In the first book, the narrator, David, and the titular character, John, consume a drug (street-named “Soy Sauce”) that gives them the ability to see supernatural phenomena to which the general citizenry are blind. This book continues with that idea, but — given their experience with supernatural happenings, limited as it may be – they’ve become paranormal investigators of sorts (usually unpaid and sometimes without anyone asking for their services.) Also, Amy becomes not only a more firmly established love interest to David, but also a full-fledged member of the team – albeit the one that plays straight-[wo]man to the buffoonery of the other two.
The central event in this story is a child abduction that turns into a chain of abductions, but soon it becomes in doubt whether the children ever existed in the first place – or whether they are mass delusions implanted by a monstrous source. The book unfolds as the story of the trio trying to find the “children,” to find out what their true nature is, and then to figure out what to do about them. The villain’s henchman is capable of shape-shifting and takes several forms throughout the book – including that of David, thus casting suspicion upon him.
The author takes an interesting approach to perspective. The perspective shifts between David, John, and Amy, but only the David parts are written in first person (John and Amy are allotted sections from their perspective, but they are written in third-person limited perspective.) There are section headings to clarify whose perspective is being used and so it’s not hard to follow (even context would provide a great clue.) The shifting perspectives serves three purposes. First, one can see points in time during which David is not present, allowing the team to divide and conquer and for humorous confusion to be exploited. Second, it allows one to see the difference between the various accounts of the same event, which is helpful in building confidence about what actually happened — given the unreliable narration. Third, it allows for unreliable narration to be used for comedic effect. John, in particular, is famous for being especially unreliable among the unreliable narrators, though most of his embellishment is along sexual lines. [Amy is the most reliable in that she isn’t prone to flights of fancy. However, she has no ability to see through the shapeshifters and implanted hallucinations, and so she might – in fact — be the least reliable.]
There is not a strong and satisfying conclusion to the story. In part, this is because it’s not entirely clear what really transpired. We know at the end that there is another version of events out there, an account written by a scholar of the paranormal who is a secondary character in the latter half of the book. However, it also seems that the author tries to end one the lesson that sometimes the best thing to do is to wait and see, and not create problems by one’s need to be active.
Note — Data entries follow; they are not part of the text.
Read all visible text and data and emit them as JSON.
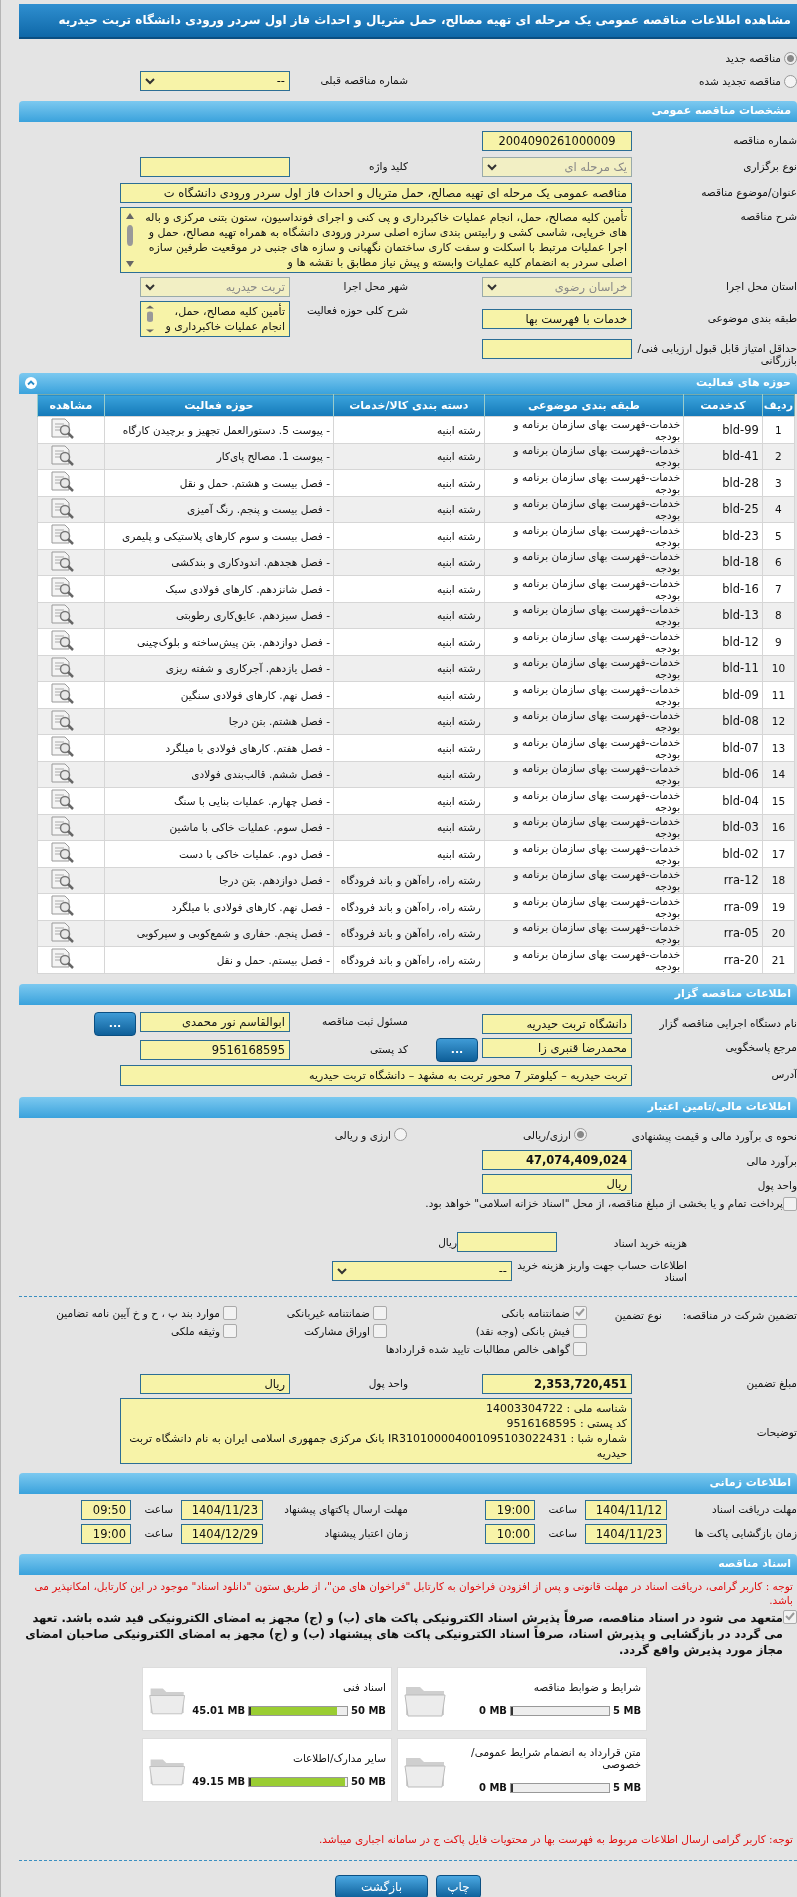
{
  "title": "مشاهده اطلاعات مناقصه عمومی یک مرحله ای تهیه مصالح، حمل متریال و احداث فاز اول سردر ورودی دانشگاه تربت حیدریه",
  "tender_type": [
    {
      "label": "مناقصه جدید",
      "selected": true
    },
    {
      "label": "مناقصه تجدید شده",
      "selected": false
    }
  ],
  "previous_number": {
    "label": "شماره مناقصه قبلی",
    "value": "--"
  },
  "general": {
    "heading": "مشخصات مناقصه عمومی",
    "rows": [
      {
        "fields": [
          {
            "label": "شماره مناقصه",
            "kind": "text",
            "value": "2004090261000009",
            "center": true
          }
        ]
      },
      {
        "fields": [
          {
            "label": "نوع برگزاری",
            "kind": "select",
            "value": "یک مرحله ای",
            "disabled": true
          },
          {
            "label": "کلید واژه",
            "kind": "text"
          }
        ]
      },
      {
        "fields": [
          {
            "label": "عنوان/موضوع مناقصه",
            "kind": "long-text",
            "value": "مناقصه عمومی یک مرحله ای تهیه مصالح، حمل متریال و احداث فاز اول سردر ورودی دانشگاه ت"
          }
        ]
      },
      {
        "fields": [
          {
            "label": "شرح مناقصه",
            "kind": "memo",
            "scrollable": true,
            "value": "تأمین کلیه مصالح، حمل، انجام عملیات خاکبرداری و پی کنی و اجرای فونداسیون، ستون بتنی مرکزی و باله های خرپایی، شاسی کشی و رابیتس بندی سازه اصلی سردر ورودی دانشگاه به همراه تهیه مصالح، حمل و اجرا عملیات مرتبط با اسکلت و سفت کاری ساختمان نگهبانی و سازه های جنبی در موقعیت طرفین سازه اصلی سردر به انضمام کلیه عملیات وابسته و پیش نیاز مطابق با نقشه ها و"
          }
        ]
      },
      {
        "fields": [
          {
            "label": "استان محل اجرا",
            "kind": "select",
            "value": "خراسان رضوی",
            "disabled": true
          },
          {
            "label": "شهر محل اجرا",
            "kind": "select",
            "value": "تربت حیدریه",
            "disabled": true
          }
        ]
      },
      {
        "fields": [
          {
            "label": "طبقه بندی موضوعی",
            "kind": "text",
            "value": "خدمات با فهرست بها"
          },
          {
            "label": "شرح کلی حوزه فعالیت",
            "kind": "memo",
            "scrollable": true,
            "value": "تأمین کلیه مصالح، حمل، انجام عملیات خاکبرداری و"
          }
        ]
      },
      {
        "fields": [
          {
            "label": "حداقل امتیاز قابل قبول ارزیابی فنی/بازرگانی",
            "kind": "text"
          }
        ]
      }
    ]
  },
  "activities": {
    "heading": "حوزه های فعالیت",
    "expanded": true,
    "columns": [
      "ردیف",
      "کدخدمت",
      "طبقه بندی موضوعی",
      "دسته بندی کالا/خدمات",
      "حوزه فعالیت",
      "مشاهده"
    ],
    "rows": [
      {
        "no": "1",
        "code": "bld-99",
        "category": "خدمات-فهرست بهای سازمان برنامه و بودجه",
        "group": "رشته ابنیه",
        "activity": "- پیوست 5. دستورالعمل تجهیز و برچیدن کارگاه"
      },
      {
        "no": "2",
        "code": "bld-41",
        "category": "خدمات-فهرست بهای سازمان برنامه و بودجه",
        "group": "رشته ابنیه",
        "activity": "- پیوست 1. مصالح پای‌کار"
      },
      {
        "no": "3",
        "code": "bld-28",
        "category": "خدمات-فهرست بهای سازمان برنامه و بودجه",
        "group": "رشته ابنیه",
        "activity": "- فصل بیست و هشتم. حمل و نقل"
      },
      {
        "no": "4",
        "code": "bld-25",
        "category": "خدمات-فهرست بهای سازمان برنامه و بودجه",
        "group": "رشته ابنیه",
        "activity": "- فصل بیست و پنجم. رنگ آمیزی"
      },
      {
        "no": "5",
        "code": "bld-23",
        "category": "خدمات-فهرست بهای سازمان برنامه و بودجه",
        "group": "رشته ابنیه",
        "activity": "- فصل بیست و سوم کارهای پلاستیکی و پلیمری"
      },
      {
        "no": "6",
        "code": "bld-18",
        "category": "خدمات-فهرست بهای سازمان برنامه و بودجه",
        "group": "رشته ابنیه",
        "activity": "- فصل هجدهم. اندودکاری و بندکشی"
      },
      {
        "no": "7",
        "code": "bld-16",
        "category": "خدمات-فهرست بهای سازمان برنامه و بودجه",
        "group": "رشته ابنیه",
        "activity": "- فصل شانزدهم. کارهای فولادی سبک"
      },
      {
        "no": "8",
        "code": "bld-13",
        "category": "خدمات-فهرست بهای سازمان برنامه و بودجه",
        "group": "رشته ابنیه",
        "activity": "- فصل سیزدهم. عایق‌کاری رطوبتی"
      },
      {
        "no": "9",
        "code": "bld-12",
        "category": "خدمات-فهرست بهای سازمان برنامه و بودجه",
        "group": "رشته ابنیه",
        "activity": "- فصل دوازدهم. بتن پیش‌ساخته و بلوک‌چینی"
      },
      {
        "no": "10",
        "code": "bld-11",
        "category": "خدمات-فهرست بهای سازمان برنامه و بودجه",
        "group": "رشته ابنیه",
        "activity": "- فصل یازدهم. آجرکاری و شفته ریزی"
      },
      {
        "no": "11",
        "code": "bld-09",
        "category": "خدمات-فهرست بهای سازمان برنامه و بودجه",
        "group": "رشته ابنیه",
        "activity": "- فصل نهم. کارهای فولادی سنگین"
      },
      {
        "no": "12",
        "code": "bld-08",
        "category": "خدمات-فهرست بهای سازمان برنامه و بودجه",
        "group": "رشته ابنیه",
        "activity": "- فصل هشتم. بتن درجا"
      },
      {
        "no": "13",
        "code": "bld-07",
        "category": "خدمات-فهرست بهای سازمان برنامه و بودجه",
        "group": "رشته ابنیه",
        "activity": "- فصل هفتم. کارهای فولادی با میلگرد"
      },
      {
        "no": "14",
        "code": "bld-06",
        "category": "خدمات-فهرست بهای سازمان برنامه و بودجه",
        "group": "رشته ابنیه",
        "activity": "- فصل ششم. قالب‌بندی فولادی"
      },
      {
        "no": "15",
        "code": "bld-04",
        "category": "خدمات-فهرست بهای سازمان برنامه و بودجه",
        "group": "رشته ابنیه",
        "activity": "- فصل چهارم. عملیات بنایی با سنگ"
      },
      {
        "no": "16",
        "code": "bld-03",
        "category": "خدمات-فهرست بهای سازمان برنامه و بودجه",
        "group": "رشته ابنیه",
        "activity": "- فصل سوم. عملیات خاکی با ماشین"
      },
      {
        "no": "17",
        "code": "bld-02",
        "category": "خدمات-فهرست بهای سازمان برنامه و بودجه",
        "group": "رشته ابنیه",
        "activity": "- فصل دوم. عملیات خاکی با دست"
      },
      {
        "no": "18",
        "code": "rra-12",
        "category": "خدمات-فهرست بهای سازمان برنامه و بودجه",
        "group": "رشته راه، راه‌آهن و باند فرودگاه",
        "activity": "- فصل دوازدهم. بتن درجا"
      },
      {
        "no": "19",
        "code": "rra-09",
        "category": "خدمات-فهرست بهای سازمان برنامه و بودجه",
        "group": "رشته راه، راه‌آهن و باند فرودگاه",
        "activity": "- فصل نهم. کارهای فولادی با میلگرد"
      },
      {
        "no": "20",
        "code": "rra-05",
        "category": "خدمات-فهرست بهای سازمان برنامه و بودجه",
        "group": "رشته راه، راه‌آهن و باند فرودگاه",
        "activity": "- فصل پنجم. حفاری و شمع‌کوبی و سپرکوبی"
      },
      {
        "no": "21",
        "code": "rra-20",
        "category": "خدمات-فهرست بهای سازمان برنامه و بودجه",
        "group": "رشته راه، راه‌آهن و باند فرودگاه",
        "activity": "- فصل بیستم. حمل و نقل"
      }
    ]
  },
  "organizer": {
    "heading": "اطلاعات مناقصه گزار",
    "rows": [
      {
        "fields": [
          {
            "label": "نام دستگاه اجرایی مناقصه گزار",
            "kind": "text",
            "value": "دانشگاه تربت حیدریه"
          },
          {
            "label": "مسئول ثبت مناقصه",
            "kind": "text",
            "value": "ابوالقاسم نور محمدی",
            "button": "..."
          }
        ]
      },
      {
        "fields": [
          {
            "label": "مرجع پاسخگویی",
            "kind": "text",
            "value": "محمدرضا قنبری زا",
            "button": "..."
          },
          {
            "label": "کد پستی",
            "kind": "text",
            "value": "9516168595",
            "ltr": true
          }
        ]
      },
      {
        "fields": [
          {
            "label": "آدرس",
            "kind": "memo",
            "value": "تربت حیدریه – کیلومتر 7 محور تربت به مشهد – دانشگاه تربت حیدریه"
          }
        ]
      }
    ]
  },
  "financial": {
    "heading": "اطلاعات مالی/تامین اعتبار",
    "estimate_method": {
      "label": "نحوه ی برآورد مالی و قیمت پیشنهادی",
      "options": [
        {
          "label": "ارزی/ریالی",
          "selected": true
        },
        {
          "label": "ارزی و ریالی",
          "selected": false
        }
      ]
    },
    "estimate": {
      "label": "برآورد مالی",
      "value": "47,074,409,024"
    },
    "currency": {
      "label": "واحد پول",
      "value": "ریال"
    },
    "treasury": {
      "label": "پرداخت تمام و یا بخشی از مبلغ مناقصه، از محل \"اسناد خزانه اسلامی\" خواهد بود.",
      "checked": false
    },
    "document_fee": {
      "label": "هزینه خرید اسناد",
      "unit": "ریال"
    },
    "account": {
      "label": "اطلاعات حساب جهت واریز هزینه خرید اسناد",
      "value": "--"
    },
    "guarantee": {
      "label": "تضمین شرکت در مناقصه:",
      "type_label": "نوع تضمین",
      "options": [
        {
          "label": "ضمانتنامه بانکی",
          "checked": true
        },
        {
          "label": "ضمانتنامه غیربانکی",
          "checked": false
        },
        {
          "label": "موارد بند پ ، ح و خ آیین نامه تضامین",
          "checked": false
        },
        {
          "label": "فیش بانکی (وجه نقد)",
          "checked": false
        },
        {
          "label": "اوراق مشارکت",
          "checked": false
        },
        {
          "label": "وثیقه ملکی",
          "checked": false
        },
        {
          "label": "گواهی خالص مطالبات تایید شده قراردادها",
          "checked": false
        }
      ]
    },
    "guarantee_amount": {
      "label": "مبلغ تضمین",
      "value": "2,353,720,451"
    },
    "guarantee_currency": {
      "label": "واحد پول",
      "value": "ریال"
    },
    "notes": {
      "label": "توضیحات",
      "lines": [
        "شناسه ملی : 14003304722",
        "کد پستی : 9516168595",
        "شماره شبا : IR310100004001095103022431 بانک مرکزی جمهوری اسلامی ایران به نام دانشگاه تربت حیدریه"
      ]
    }
  },
  "timing": {
    "heading": "اطلاعات زمانی",
    "rows": [
      [
        {
          "label": "مهلت دریافت اسناد",
          "date": "1404/11/12",
          "time_label": "ساعت",
          "time": "19:00"
        },
        {
          "label": "مهلت ارسال پاکتهای پیشنهاد",
          "date": "1404/11/23",
          "time_label": "ساعت",
          "time": "09:50"
        }
      ],
      [
        {
          "label": "زمان بازگشایی پاکت ها",
          "date": "1404/11/23",
          "time_label": "ساعت",
          "time": "10:00"
        },
        {
          "label": "زمان اعتبار پیشنهاد",
          "date": "1404/12/29",
          "time_label": "ساعت",
          "time": "19:00"
        }
      ]
    ]
  },
  "documents": {
    "heading": "اسناد مناقصه",
    "notice": "توجه : کاربر گرامی، دریافت اسناد در مهلت قانونی و پس از افزودن فراخوان به کارتابل \"فراخوان های من\"، از طریق ستون \"دانلود اسناد\" موجود در این کارتابل، امکانپذیر می باشد.",
    "commitment": {
      "text": "متعهد می شود در اسناد مناقصه، صرفاً پذیرش اسناد الکترونیکی پاکت های (ب) و (ج) مجهز به امضای الکترونیکی قید شده باشد. تعهد می گردد در بازگشایی و پذیرش اسناد، صرفاً اسناد الکترونیکی پاکت های پیشنهاد (ب) و (ج) مجهز به امضای الکترونیکی صاحبان امضای مجاز مورد پذیرش واقع گردد.",
      "checked": true
    },
    "files": [
      {
        "name": "شرایط و ضوابط مناقصه",
        "max": "5 MB",
        "used": "0 MB",
        "level": 0
      },
      {
        "name": "اسناد فنی",
        "max": "50 MB",
        "used": "45.01 MB",
        "level": 0.9
      },
      {
        "name": "متن قرارداد به انضمام شرایط عمومی/خصوصی",
        "max": "5 MB",
        "used": "0 MB",
        "level": 0
      },
      {
        "name": "سایر مدارک/اطلاعات",
        "max": "50 MB",
        "used": "49.15 MB",
        "level": 0.983
      }
    ],
    "notice2": "توجه: کاربر گرامی ارسال اطلاعات مربوط به فهرست بها در محتویات فایل پاکت ج در سامانه اجباری میباشد."
  },
  "buttons": [
    "چاپ",
    "بازگشت"
  ]
}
That is a fine lesson, but it doesn’t make for a satisfying conclusion to the story. There is also a muddled motivation of the “missing children.” I don’t think this lack of a definitive ending is about setting up a fourth entry in the series because the author states only vague intentions to (possibly) continue the series at some undefined point in the future. I also don’t think it’s a matter of having painted himself into a corner, but it maybe that he’s trying to say something about what really happened that I didn’t actually get. That’s a risk with so much going on in a multi-perspective, unreliably-narrated book.
There is a humorous attempt to engage with the challenge of mental illness, with John and Amy encouraging David to get help toward the end of the book. [This is also addressed in the epilogue.]
This is certainly a fun read. It’s humorous throughout. The story isn’t the strongest (or perhaps isn’t the clearest.) If you’ve read the other books, or at least the first one, and enjoyed it, I’d recommend you give this one a look.